Vancouver Mayor Gregor Robertson is defending a pilot project announced Sunday that the city hopes would create more affordable housing.
He also answered a key question about his political future.
Coverage of affordability in Vancouver on Globalnews.ca:
Speaking to Global News, Robertson said the city has struggled to keep up with market forces.
“The challenge has been the market just keeps outpacing everything that we do here in Vancouver, and we need all levels of government to focus on this,” he said.
“Historically, (the) federal government built a lot of housing, a lot of co-op housing. The provincial government funded a lot of social housing.
“We need them back in the game too, so that all levels of government are focused. It’s not just a Vancouver problem, it’s impacting, you know, right across the country.”
He outlined steps that the city has already taken to tackle housing affordability.
“We had the first rental incentive program years ago. Six or seven years ago, to build rental housing, to get the supply up. And over time, we realized we can’t just create more supply, we have to tie some of that supply to affordability.”
Robertson said that nobody expected prices to climb the way they have in recent years.
“I don’t think there’s anyone that expected Vancouver to be in the leagues of New York and London,” he said.

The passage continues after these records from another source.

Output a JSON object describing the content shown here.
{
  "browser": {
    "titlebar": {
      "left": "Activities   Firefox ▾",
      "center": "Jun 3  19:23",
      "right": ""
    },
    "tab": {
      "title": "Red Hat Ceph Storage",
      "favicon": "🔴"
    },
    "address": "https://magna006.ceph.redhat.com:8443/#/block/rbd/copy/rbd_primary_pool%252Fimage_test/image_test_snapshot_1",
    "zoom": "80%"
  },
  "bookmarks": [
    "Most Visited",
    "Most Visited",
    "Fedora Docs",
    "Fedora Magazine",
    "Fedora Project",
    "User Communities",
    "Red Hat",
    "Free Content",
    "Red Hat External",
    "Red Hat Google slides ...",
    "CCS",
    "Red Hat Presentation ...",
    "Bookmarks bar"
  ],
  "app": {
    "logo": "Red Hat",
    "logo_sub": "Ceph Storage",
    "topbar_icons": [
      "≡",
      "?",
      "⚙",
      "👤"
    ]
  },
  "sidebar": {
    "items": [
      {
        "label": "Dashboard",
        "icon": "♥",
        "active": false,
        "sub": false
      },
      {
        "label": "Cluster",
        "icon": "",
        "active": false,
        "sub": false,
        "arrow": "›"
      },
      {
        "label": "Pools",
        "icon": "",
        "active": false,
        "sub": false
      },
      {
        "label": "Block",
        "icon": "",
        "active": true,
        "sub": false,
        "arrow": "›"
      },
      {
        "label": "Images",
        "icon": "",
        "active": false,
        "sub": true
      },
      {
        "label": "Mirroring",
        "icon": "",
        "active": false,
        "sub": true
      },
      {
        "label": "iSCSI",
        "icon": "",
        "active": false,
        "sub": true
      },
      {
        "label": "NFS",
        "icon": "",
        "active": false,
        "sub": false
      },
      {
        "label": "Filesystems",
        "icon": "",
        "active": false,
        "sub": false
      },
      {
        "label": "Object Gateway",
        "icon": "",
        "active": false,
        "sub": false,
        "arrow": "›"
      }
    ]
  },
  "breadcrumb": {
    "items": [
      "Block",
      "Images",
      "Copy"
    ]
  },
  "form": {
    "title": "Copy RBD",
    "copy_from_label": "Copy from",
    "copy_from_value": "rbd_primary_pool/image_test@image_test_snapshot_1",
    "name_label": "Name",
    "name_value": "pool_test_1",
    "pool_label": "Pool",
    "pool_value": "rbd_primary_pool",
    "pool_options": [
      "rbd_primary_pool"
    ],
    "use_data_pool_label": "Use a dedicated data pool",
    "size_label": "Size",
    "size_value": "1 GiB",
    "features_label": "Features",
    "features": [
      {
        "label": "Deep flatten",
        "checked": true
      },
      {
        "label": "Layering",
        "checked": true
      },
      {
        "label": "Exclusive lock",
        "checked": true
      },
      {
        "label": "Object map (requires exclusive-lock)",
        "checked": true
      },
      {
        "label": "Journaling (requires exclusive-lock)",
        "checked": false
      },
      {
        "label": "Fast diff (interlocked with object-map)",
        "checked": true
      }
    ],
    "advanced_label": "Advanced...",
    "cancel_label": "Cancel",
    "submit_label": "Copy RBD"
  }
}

“If you said that five or 10 years ago, people wouldn’t believe that Vancouver’s market would be this intense.”
Asked whether the idea behind the project is to take him into another term, Robertson said, “yeah, I think this is part of that.”
“We’ve been working on this for the past year, lots of engagement and consultation,” he said.
“Over 10,000 people have fed in ideas for more housing and more affordable housing, so this is, we’re rolling out the changes that we’ve heard back from people in Vancouver over the past year.”
Robertson said he’s talking affordability with the new provincial government.
He adds he’s feeling optimistic about the new provincial government moving forward.
“It’s mainly about the platform, the commitments that they made to invest in affordable housing and solving homelessness. We didn’t see that commitment from the BC Liberals. You know, they made some investments, but it wasn’t enough. We have a crisis in the region in particular, and a new government that I think is aware of the crisis and committed to doing something about it.”
The Cambie Corridor Phase 3 Plan would require new buildings to have a number of designated rental units for tenants making a maximum of $80,000 a year.
- With files from Sonia Deol and Jesse Ferreras